Having teased the results out this far I have to accept that the definition of best here is not how I view the world. There is no arthouse content in these lists at all. However, the release does offer some redemption.

By filtering for awards without IMDB or Tomatometer etc, we get this:

Parasite, with a total of 300 award wins, is the most awarded piece of content in Japan’s Netflix library. In second place, it’s the critically acclaimed drama ROMA, racking up 251 awards and in equal fourth it’s 12 Years A Slave and La La Land, both with 242 award wins. In fifth, it’s the adventure thriller, Mad Max: Fury Road with 241 award wins to its name.

Just looking at films, the arthouse list from the winning Czech catalogue is pretty similar though Parasite is missing, everything else moves up one and Gravity arrives at number five.

Conclusion

Anyone who sees Netflix as a taste enhancer is living on another planet. Netflix has similar-sized catalogues around the world. Netflix does get some value from its soft arthouse films, bolstered by the Oscars.

The walled garden of Netflix is aligned with the US industry and its products dominate the market.

How Netflix and its competitors improve their quality is less direct. Producers who want to grab that market are creating classier projects, raising the bar and making audiences more aware of tackiness. Or so we hope.

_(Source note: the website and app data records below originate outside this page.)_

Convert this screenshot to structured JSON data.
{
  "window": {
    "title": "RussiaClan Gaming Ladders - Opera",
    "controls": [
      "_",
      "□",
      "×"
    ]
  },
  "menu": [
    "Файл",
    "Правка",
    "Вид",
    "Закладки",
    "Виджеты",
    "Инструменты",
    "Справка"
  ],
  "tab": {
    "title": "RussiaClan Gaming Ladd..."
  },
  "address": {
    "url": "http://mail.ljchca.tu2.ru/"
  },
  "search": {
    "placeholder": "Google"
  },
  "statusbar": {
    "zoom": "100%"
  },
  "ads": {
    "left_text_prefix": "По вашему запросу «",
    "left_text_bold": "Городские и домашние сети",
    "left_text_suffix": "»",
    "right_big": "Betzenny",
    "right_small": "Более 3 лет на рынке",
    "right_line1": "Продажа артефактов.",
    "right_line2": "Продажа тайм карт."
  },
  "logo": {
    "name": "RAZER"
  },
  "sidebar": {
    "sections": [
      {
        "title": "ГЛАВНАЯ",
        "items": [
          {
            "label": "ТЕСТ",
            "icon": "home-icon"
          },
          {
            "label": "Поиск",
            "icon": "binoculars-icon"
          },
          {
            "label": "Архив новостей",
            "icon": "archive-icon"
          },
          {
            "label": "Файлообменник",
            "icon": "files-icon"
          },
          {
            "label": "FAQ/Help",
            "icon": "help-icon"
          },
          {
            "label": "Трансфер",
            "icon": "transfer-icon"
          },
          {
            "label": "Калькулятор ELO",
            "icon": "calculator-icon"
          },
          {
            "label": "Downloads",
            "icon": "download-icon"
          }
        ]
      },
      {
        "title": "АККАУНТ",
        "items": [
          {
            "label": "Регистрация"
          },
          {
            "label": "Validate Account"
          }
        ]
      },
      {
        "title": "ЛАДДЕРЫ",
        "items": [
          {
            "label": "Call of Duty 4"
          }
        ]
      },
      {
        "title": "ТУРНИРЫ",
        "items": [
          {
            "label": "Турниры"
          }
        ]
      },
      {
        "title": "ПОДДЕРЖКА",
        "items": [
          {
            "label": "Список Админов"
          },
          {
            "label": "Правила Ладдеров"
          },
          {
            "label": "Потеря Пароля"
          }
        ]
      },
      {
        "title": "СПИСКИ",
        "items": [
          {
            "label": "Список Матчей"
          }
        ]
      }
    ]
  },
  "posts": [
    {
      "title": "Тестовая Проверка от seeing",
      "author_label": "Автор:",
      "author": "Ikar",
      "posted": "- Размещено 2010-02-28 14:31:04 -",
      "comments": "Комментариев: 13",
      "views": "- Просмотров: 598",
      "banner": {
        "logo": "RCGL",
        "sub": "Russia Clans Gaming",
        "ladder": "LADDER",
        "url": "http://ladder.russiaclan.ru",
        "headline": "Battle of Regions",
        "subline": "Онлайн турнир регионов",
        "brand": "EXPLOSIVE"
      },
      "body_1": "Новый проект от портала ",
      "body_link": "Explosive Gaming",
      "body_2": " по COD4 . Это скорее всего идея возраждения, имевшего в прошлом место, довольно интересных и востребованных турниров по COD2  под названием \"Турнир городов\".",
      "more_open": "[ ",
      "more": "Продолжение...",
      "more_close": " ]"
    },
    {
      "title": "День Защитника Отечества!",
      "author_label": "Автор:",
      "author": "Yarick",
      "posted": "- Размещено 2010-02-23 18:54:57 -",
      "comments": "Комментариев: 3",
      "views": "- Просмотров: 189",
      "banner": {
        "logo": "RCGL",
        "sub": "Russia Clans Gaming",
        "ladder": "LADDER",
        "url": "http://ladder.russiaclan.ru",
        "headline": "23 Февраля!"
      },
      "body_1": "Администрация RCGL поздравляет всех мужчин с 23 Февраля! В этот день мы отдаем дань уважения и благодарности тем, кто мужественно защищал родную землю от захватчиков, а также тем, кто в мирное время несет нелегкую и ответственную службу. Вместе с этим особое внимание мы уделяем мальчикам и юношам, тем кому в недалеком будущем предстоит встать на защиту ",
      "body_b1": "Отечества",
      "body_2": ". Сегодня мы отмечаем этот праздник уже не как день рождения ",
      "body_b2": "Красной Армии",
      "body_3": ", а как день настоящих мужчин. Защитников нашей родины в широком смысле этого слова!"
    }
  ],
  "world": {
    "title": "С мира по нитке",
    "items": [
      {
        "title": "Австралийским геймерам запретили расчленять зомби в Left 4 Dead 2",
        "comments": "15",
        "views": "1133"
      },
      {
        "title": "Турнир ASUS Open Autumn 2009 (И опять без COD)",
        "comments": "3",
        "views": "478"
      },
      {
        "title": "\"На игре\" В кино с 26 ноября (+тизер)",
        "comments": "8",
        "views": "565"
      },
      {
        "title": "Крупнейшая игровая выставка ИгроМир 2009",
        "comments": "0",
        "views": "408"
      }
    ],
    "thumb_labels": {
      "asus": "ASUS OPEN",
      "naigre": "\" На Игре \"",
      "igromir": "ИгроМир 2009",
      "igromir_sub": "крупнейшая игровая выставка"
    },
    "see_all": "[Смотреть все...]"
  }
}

David Tiley was the Editor of Screenhub from 2005 until he became Content Lead for Film in 2021 with a special interest in policy. He is a writer in screen media with a long career in educational programs, documentary, and government funding, with a side order in script editing. He values curiosity, humour and objectivity in support of Australian visions and the art of storytelling.